• Getting the House in Order—Update on Government Workplace Relations Policy
  • December 20, 2013 | Author: Adam Salter
  • Law Firm: Jones Day - Sydney, New South Wales Office
  • As the clock strikes 100 days since the Coalition government came to power, we thought it was time to review progress on several of the Federal Government's promised industrial relations changes.

    Not Averse to Reaction When It Comes to Adverse Action. During the election campaign the Coalition undertook to clarify that the subjective intention of the decision-maker is the central consideration when it comes to employers making decisions which have an adverse effect on employees. The Coalition had also promised to convene an Australian Law Reform Commission Inquiry into the reverse onus of proof. Though there is not yet any indication as to when any changes will be introduced, the Fair Work Commission has issued a draft bench book for general protections matters and is seeking public comments by 27 December 2013.

    Union Regulation. The Coalition flagged the introduction of new union official duties as well as a new regulator (to sit within the Fair Work Ombudsman). The Government has now introduced the Fair Work (Registered Organisations) Amendment Bill which passed through the Federal lower house, the House of Representatives, on 12 December 2013. The Bill, if passed in its current form, proposes several changes which will take effect early next year, including:

    • establishing an independent authority from 1 July 2014 within the Fair Work Ombudsman to monitor and regulate registered organizations (i.e. unions);

    • new investigations powers;

    • increasing disclosure requirements of earnings of top union officers; and

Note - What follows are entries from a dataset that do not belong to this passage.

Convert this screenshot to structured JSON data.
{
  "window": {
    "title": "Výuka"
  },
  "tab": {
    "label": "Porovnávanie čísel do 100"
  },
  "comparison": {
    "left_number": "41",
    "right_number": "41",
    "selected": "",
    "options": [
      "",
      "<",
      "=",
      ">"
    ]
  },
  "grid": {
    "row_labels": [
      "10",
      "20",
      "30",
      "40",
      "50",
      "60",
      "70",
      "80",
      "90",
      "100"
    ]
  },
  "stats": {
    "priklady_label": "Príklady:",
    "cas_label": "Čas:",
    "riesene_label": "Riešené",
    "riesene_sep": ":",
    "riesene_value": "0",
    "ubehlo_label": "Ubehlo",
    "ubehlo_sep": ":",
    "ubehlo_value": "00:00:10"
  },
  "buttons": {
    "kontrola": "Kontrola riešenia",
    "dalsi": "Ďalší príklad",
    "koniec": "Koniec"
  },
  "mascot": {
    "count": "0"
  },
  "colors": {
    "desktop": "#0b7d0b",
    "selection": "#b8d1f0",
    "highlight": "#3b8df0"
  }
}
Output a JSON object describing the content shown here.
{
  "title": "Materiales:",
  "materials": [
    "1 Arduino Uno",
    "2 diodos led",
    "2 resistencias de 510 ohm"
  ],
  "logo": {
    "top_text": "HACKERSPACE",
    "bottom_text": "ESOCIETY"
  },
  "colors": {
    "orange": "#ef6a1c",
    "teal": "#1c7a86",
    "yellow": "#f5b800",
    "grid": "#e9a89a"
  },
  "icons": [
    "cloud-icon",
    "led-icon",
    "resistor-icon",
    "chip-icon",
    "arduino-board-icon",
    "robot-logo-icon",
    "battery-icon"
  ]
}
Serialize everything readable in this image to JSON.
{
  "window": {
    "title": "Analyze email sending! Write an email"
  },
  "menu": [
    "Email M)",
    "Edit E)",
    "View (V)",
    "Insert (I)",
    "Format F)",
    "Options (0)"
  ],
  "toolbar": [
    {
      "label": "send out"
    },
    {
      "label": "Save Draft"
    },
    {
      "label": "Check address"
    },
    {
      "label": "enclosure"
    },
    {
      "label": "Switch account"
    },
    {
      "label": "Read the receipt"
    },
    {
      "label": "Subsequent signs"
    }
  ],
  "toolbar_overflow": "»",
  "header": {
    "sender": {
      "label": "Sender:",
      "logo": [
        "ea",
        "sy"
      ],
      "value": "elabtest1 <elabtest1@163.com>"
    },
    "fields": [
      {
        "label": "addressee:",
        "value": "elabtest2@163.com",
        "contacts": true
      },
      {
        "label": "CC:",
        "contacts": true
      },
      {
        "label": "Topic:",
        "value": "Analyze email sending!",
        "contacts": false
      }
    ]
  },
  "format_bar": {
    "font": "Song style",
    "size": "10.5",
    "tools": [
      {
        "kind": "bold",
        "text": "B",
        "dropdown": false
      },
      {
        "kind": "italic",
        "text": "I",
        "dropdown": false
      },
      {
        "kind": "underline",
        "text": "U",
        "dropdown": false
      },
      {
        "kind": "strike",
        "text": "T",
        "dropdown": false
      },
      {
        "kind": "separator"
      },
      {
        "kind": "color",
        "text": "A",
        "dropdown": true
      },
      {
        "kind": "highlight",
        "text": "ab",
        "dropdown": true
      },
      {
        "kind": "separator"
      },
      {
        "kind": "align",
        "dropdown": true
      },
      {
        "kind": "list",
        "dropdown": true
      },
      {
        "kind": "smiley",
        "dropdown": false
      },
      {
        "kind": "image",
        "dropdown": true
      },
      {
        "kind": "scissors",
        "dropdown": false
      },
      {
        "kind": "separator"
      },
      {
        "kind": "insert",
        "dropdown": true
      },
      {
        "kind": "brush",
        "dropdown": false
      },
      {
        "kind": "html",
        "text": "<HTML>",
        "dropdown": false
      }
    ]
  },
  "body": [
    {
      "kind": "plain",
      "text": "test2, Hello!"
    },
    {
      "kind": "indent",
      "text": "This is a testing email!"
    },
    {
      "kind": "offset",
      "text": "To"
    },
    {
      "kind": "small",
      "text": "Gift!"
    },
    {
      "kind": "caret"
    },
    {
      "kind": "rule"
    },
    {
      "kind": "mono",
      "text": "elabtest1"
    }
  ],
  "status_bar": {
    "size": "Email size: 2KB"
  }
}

    • increasing penalties including criminal penalties for breaches of officers' duties (these are likely to reflect obligations of directors pursuant to the Corporations Act 2001 (Cth)).